Photo: "Taken in Edinburgh, Scotland, from Edinburgh Castle, looking out over the city towards the Firth of forth. Adele McLennan" (Travel Shots at canada.com) They fire a cannon there every day. It's one of the few, if not the only one, in Europe never captured or taken over. Must be the lousy plumbing! Actually it is on a hill, like many. New York Native American "castles" (Castle Hill in the Bronx, NY, where singer/actor Jennifer Lopez is from, about to have twins her dad reports, was seen and recorded as a "castle hill" by explorer Adrian Block. Block Island, Rhode Island is named after him, off Montauk Point, NY, a ferry there too from Montauk) in Upstate New York were on a peninsula with water on three sides. Or they were like the one at Fort Drum, NY, a "palisade village" surrounded by a wall of upright logs. They, however, were moved when the distance to cultivated fields became too long, and soils became depleted from agriculture, at least that's what the exhibit in Canada stated.
Thomas Scott (1774-1823), the younger brother of Sir Walter Scott (1771-1832, known also for "Manners, Customs, and History of the Highlanders of Scotland" of whom Lowland Scots knew little about, the clan MacGregors figures prominently in the film "Rob Roy" starring Liam Neeson) was a friend of the Mohawk on the St. Lawrence River, where I've also done archaeological survey. He spent some time as an army officer in Canada and wrote two letters to Walter Scott one about " A Mohawk Chief" and that he "...preferred the manners of the native Indians to the insipid conversation of our own officers..." - 15 July 1815 and another letter to Walter Scott (no date) about Captain Norton, "A literary Red Indian" (it's titled) "the chief of the Five Nations":

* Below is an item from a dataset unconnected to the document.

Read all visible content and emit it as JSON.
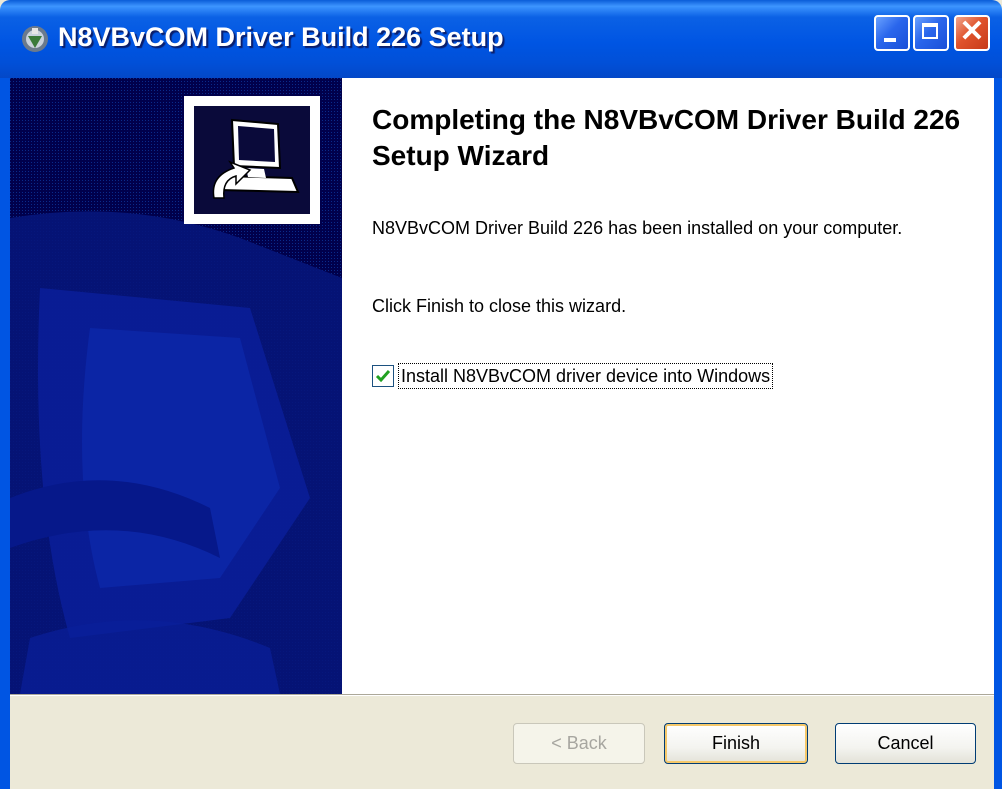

I had the pleasure to be his intimate acquaintance, and he is a man who makes you almost wish to be an Indian chief. What do you think of a man speaking the language of almost twelve Indian nations, English, French, German and Spanish, all well, being in the possession of all modern literature -- having read with delight your Lady of the Lake, translated the same, together with the Scriptures, into Mohawk -- having written a history of the five nations, and a journal of his own travels, now in London, ready for publication, and being at the same time an Indian chief, living as they do and following all their fashions. For, brother, you ask doth he paint himself, scalp, etc. etc.? I answer yea, he doth; and with the most polished manner of civilized life, he would not disdain to partake of the blood of his enemy at the banquet of sacrifice. Yet I admire and love the man, and would cheerfully give fifty guineas that you would see him for one half-hour. He is afraid that the Edinburgh Review will be hard on his book, I promised to write to you to have it reviewed in the Quarterly. It surely is a strange circumstance that an Indian Chief should produce a literary child... (p. 122)
From, A Scottish Postbag: Eight Centuries of Scottish Letters, edited by George Bruce and Paul H. Scott, (and © 1986) published in association with the Scottish Post Office Board and the Saltire Society, by W & R Chambers Ltd., Edinburgh. Printed by Martin's of Berwick.
See: Six Nations "Located on the Grand River, the Six Nations Reserve is the largest First Nations community in Canada." and further about Captain Norton in that site's: St.Paul's, Her Majesty's Chapel of the Mohawks